When we teach online, the classrooms around which many of us are used to centering our courses are gone. So where do we go? Decades ago, some of the first people to ask this question created an answer that has largely stuck: Get ye to the Learning Management System (more about the history of the LMS)! A learning management system (LMS) is a platform from which teachers can stage, deliver, and manage our courses; Blackboard Learn, Moodle and Canvas are all LMSs. As with classrooms, each LMS has affordances and drawbacks. This week, we’ll be looking at what an LMS can and can’t do for you, and what your options are for teaching online outside the walls of the LMS.

Read + Discuss

  • Beyond the LMS, a keynote turned blog post from Audrey Watters.
  • Hybrid Platforms, Tools, and Resources, an academic article from Kathryn Linder, Linda Bruenjes, and Sarah Smith that discusses platforms and openness (you’ll need to login to UAF’s library database to access this one)

This week, we’ll be using these articles to begin asking questions that will get us thinking about which LMS will be appropriate for our own course. Do these articles make you question any practices you’ve used in the past? Which factors do you think are the most important to consider when choosing where/how to stage your online course? Post your thoughts and reactions in the Slack #reading-group channel.

Build Something:

We will all work on the same build this week:

BUILD: Identify content and interaction needs and any other requirements in your course that may influence your choice of LMS. eCampus instructional designers have developed a bank of questions to help you make this kind of decision. Write down your needs either as a brief narrative or visualize them in a drawing/diagram.

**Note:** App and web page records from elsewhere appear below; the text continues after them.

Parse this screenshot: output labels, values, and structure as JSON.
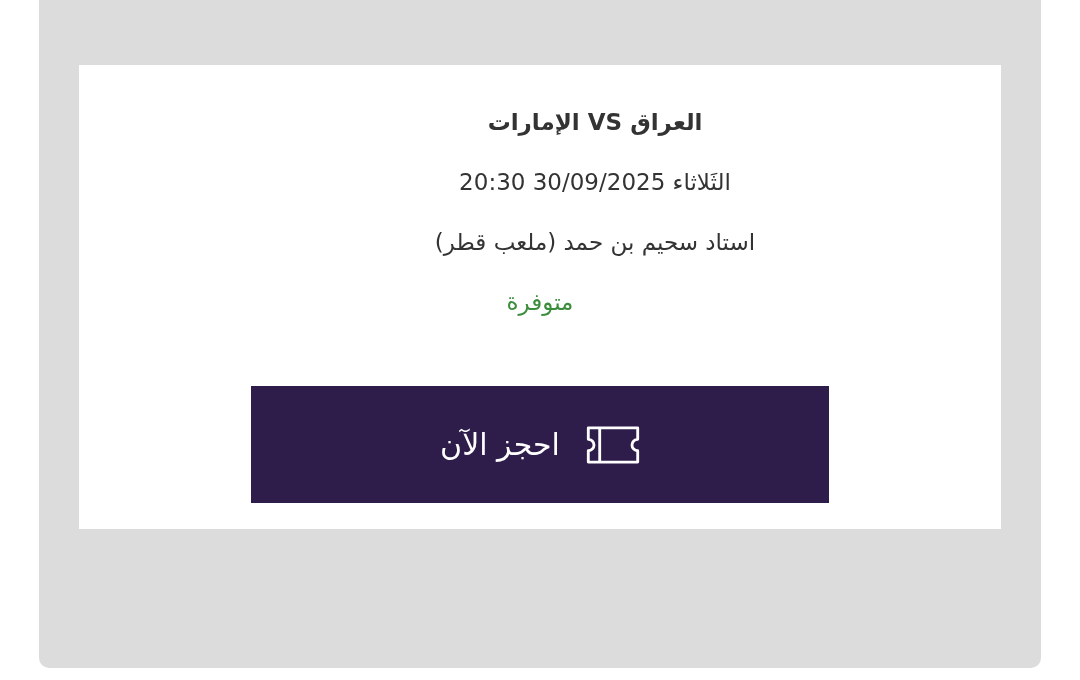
{
  "event": {
    "title": "العراق VS الإمارات",
    "datetime": "الثَلاثاء 30/09/2025 20:30",
    "venue": "استاد سحيم بن حمد (ملعب قطر)",
    "availability": {
      "text": "متوفرة",
      "kind": "available"
    },
    "book_button": {
      "label": "احجز الآن"
    }
  }
}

Opening the questions will create your own copy of the document, which you can share in the case-studies channel.